Problem to work on: Copy every record exactly.

Dataset rows describing interfaces
┄┄┄┄┄┄┄┄┄┄┄┄┄┄┄┄┄┄┄┄

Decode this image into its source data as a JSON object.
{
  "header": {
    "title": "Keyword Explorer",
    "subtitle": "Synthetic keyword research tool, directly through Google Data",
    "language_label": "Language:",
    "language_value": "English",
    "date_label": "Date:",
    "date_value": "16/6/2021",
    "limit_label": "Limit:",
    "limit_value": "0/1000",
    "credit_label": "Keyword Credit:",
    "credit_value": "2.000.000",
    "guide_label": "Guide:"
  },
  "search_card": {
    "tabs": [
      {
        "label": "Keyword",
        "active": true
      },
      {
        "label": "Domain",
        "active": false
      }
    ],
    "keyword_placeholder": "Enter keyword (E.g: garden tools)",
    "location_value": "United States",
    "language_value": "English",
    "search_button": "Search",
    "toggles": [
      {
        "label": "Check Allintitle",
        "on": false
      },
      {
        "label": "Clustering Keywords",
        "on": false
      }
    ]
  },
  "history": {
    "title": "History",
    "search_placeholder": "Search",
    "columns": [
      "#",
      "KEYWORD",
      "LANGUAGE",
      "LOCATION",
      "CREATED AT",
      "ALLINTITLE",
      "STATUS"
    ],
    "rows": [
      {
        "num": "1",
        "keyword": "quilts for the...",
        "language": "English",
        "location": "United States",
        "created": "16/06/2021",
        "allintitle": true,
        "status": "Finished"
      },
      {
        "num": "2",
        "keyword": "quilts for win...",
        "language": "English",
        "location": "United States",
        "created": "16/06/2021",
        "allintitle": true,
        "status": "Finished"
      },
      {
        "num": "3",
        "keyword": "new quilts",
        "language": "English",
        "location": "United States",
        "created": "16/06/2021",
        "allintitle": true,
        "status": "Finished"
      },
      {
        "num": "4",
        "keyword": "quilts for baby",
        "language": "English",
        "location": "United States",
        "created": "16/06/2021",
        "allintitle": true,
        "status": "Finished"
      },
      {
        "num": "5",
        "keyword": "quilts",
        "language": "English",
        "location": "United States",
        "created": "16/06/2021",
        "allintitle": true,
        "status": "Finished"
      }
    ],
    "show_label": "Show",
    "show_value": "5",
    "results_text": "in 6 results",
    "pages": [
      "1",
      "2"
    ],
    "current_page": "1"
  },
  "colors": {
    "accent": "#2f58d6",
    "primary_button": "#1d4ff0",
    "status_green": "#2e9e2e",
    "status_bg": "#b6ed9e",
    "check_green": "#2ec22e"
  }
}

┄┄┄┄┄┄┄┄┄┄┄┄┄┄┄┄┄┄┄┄

Reply:
Decode this image into its source data as a JSON object.
{
  "header": {
    "title": "Keyword Explorer",
    "subtitle": "Synthetic keyword research tool, directly through Google Data",
    "language_label": "Language:",
    "language_value": "English",
    "date_label": "Date:",
    "date_value": "16/6/2021",
    "limit_label": "Limit:",
    "limit_value": "0/1000",
    "credit_label": "Keyword Credit:",
    "credit_value": "2.000.000",
    "guide_label": "Guide:"
  },
  "search_card": {
    "tabs": [
      {
        "label": "Keyword",
        "active": true
      },
      {
        "label": "Domain",
        "active": false
      }
    ],
    "keyword_placeholder": "Enter keyword (E.g: garden tools)",
    "location_value": "United States",
    "language_value": "English",
    "search_button": "Search",
    "toggles": [
      {
        "label": "Check Allintitle",
        "on": false
      },
      {
        "label": "Clustering Keywords",
        "on": false
      }
    ]
  },
  "history": {
    "title": "History",
    "search_placeholder": "Search",
    "columns": [
      "#",
      "KEYWORD",
      "LANGUAGE",
      "LOCATION",
      "CREATED AT",
      "ALLINTITLE",
      "STATUS"
    ],
    "rows": [
      {
        "num": "1",
        "keyword": "quilts for the...",
        "language": "English",
        "location": "United States",
        "created": "16/06/2021",
        "allintitle": true,
        "status": "Finished"
      },
      {
        "num": "2",
        "keyword": "quilts for win...",
        "language": "English",
        "location": "United States",
        "created": "16/06/2021",
        "allintitle": true,
        "status": "Finished"
      },
      {
        "num": "3",
        "keyword": "new quilts",
        "language": "English",
        "location": "United States",
        "created": "16/06/2021",
        "allintitle": true,
        "status": "Finished"
      },
      {
        "num": "4",
        "keyword": "quilts for baby",
        "language": "English",
        "location": "United States",
        "created": "16/06/2021",
        "allintitle": true,
        "status": "Finished"
      },
      {
        "num": "5",
        "keyword": "quilts",
        "language": "English",
        "location": "United States",
        "created": "16/06/2021",
        "allintitle": true,
        "status": "Finished"
      }
    ],
    "show_label": "Show",
    "show_value": "5",
    "results_text": "in 6 results",
    "pages": [
      "1",
      "2"
    ],
    "current_page": "1"
  },
  "colors": {
    "accent": "#2f58d6",
    "primary_button": "#1d4ff0",
    "status_green": "#2e9e2e",
    "status_bg": "#b6ed9e",
    "check_green": "#2ec22e"
  }
}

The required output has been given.